Most mornings I would be more or less insane,
The newspapers would arrive with their careless stories,
The news would pour out of various devices
Interrupted by attempts to sell products to the unseen.
I would call my friends on other devices;
They would be more or less mad for similar reasons.
Slowly I would get to pen and paper,
Make my poems for others unseen and unborn.
In the day I would be reminded of those men and women,
Brave, setting up signals across vast distances,
Considering a nameless way of living, of almost unimagined values.
As the lights darkened, as the lights of night brightened,
We would try to imagine them, try to find each other,
To construct peace, to make love, to reconcile
Waking with sleeping, ourselves with each other,
Ourselves with ourselves. We would try by any means
To reach the limits of ourselves, to reach beyond ourselves,

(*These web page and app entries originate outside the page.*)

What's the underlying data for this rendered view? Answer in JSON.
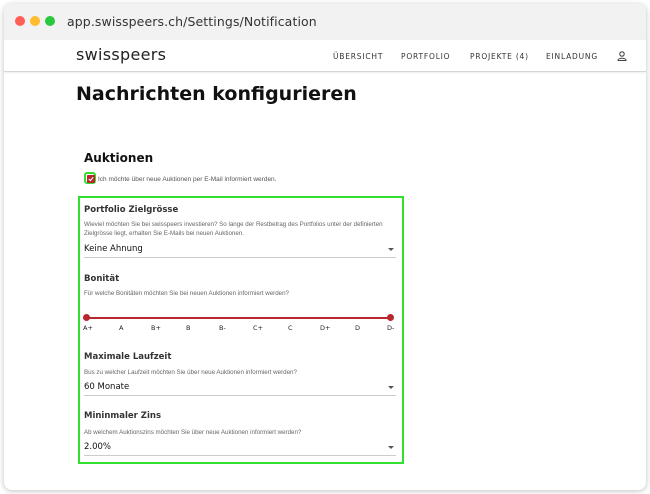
{
  "browser": {
    "url": "app.swisspeers.ch/Settings/Notification"
  },
  "navbar": {
    "logo": "swisspeers",
    "items": [
      {
        "label": "ÜBERSICHT"
      },
      {
        "label": "PORTFOLIO"
      },
      {
        "label": "PROJEKTE (4)"
      },
      {
        "label": "EINLADUNG"
      }
    ],
    "user_icon": "user-icon"
  },
  "page": {
    "title": "Nachrichten konfigurieren"
  },
  "auctions": {
    "title": "Auktionen",
    "checkbox_label": "Ich möchte über neue Auktionen per E-Mail informiert werden.",
    "checkbox_checked": true
  },
  "portfolio_size": {
    "label": "Portfolio Zielgrösse",
    "description": "Wieviel möchten Sie bei swisspeers investieren? So lange der Restbetrag des Portfolios unter der definierten Zielgrösse liegt, erhalten Sie E-Mails bei neuen Auktionen.",
    "value": "Keine Ahnung"
  },
  "rating": {
    "label": "Bonität",
    "description": "Für welche Bonitäten möchten Sie bei neuen Auktionen informiert werden?",
    "ticks": [
      "A+",
      "A",
      "B+",
      "B",
      "B-",
      "C+",
      "C",
      "D+",
      "D",
      "D-"
    ],
    "range_from": "A+",
    "range_to": "D-"
  },
  "duration": {
    "label": "Maximale Laufzeit",
    "description": "Bus zu welcher Laufzeit möchten Sie über neue Auktionen informiert werden?",
    "value": "60 Monate"
  },
  "interest": {
    "label": "Mininmaler Zins",
    "description": "Ab welchem Auktionszins möchten Sie über neue Auktionen informiert werden?",
    "value": "2.00%"
  },
  "colors": {
    "accent": "#b8272e",
    "highlight": "#2fe02f"
  }
}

To let go the means, to wake.
I lived in the first century of these wars.
From The Speed of Darkness.
See a video of this poem
Muriel Rukeyser was active in progressive politics throughout her life. At age 21, she covered the Scottsboro case in Alabama, then worked for the International Labor Defense, which handled the defendants’ appeals. She wrote for the Daily Worker and a variety of publications, including Decision and Life & Letters Today, for which she covered the People’s Olympiad (Olimpiada Popular, Barcelona), the Catalan government’s alternative to the Nazis’ 1936 Berlin Olympics. While she was in Spain, the Spanish Civil War broke out, the basis of her book Mediterranean. Most famously, she traveled to Gauley Bridge, West Virginia, to investigate the recurring silicosis among miners there, which resulted in her poem sequence The Book of the Dead. During and after World War II, she gave a number of striking public lectures, published in her The Life of Poetry.
In the 1960s and 1970s, Rukeyser presided over PEN
‘s American center and her feminism and opposition to the Vietnam War
drew a new generation to her poetry. In 1968, she signed the “Writers and Editors War Tax Protest
” pledge, vowing to refuse tax payments in protest against the Vietnam War.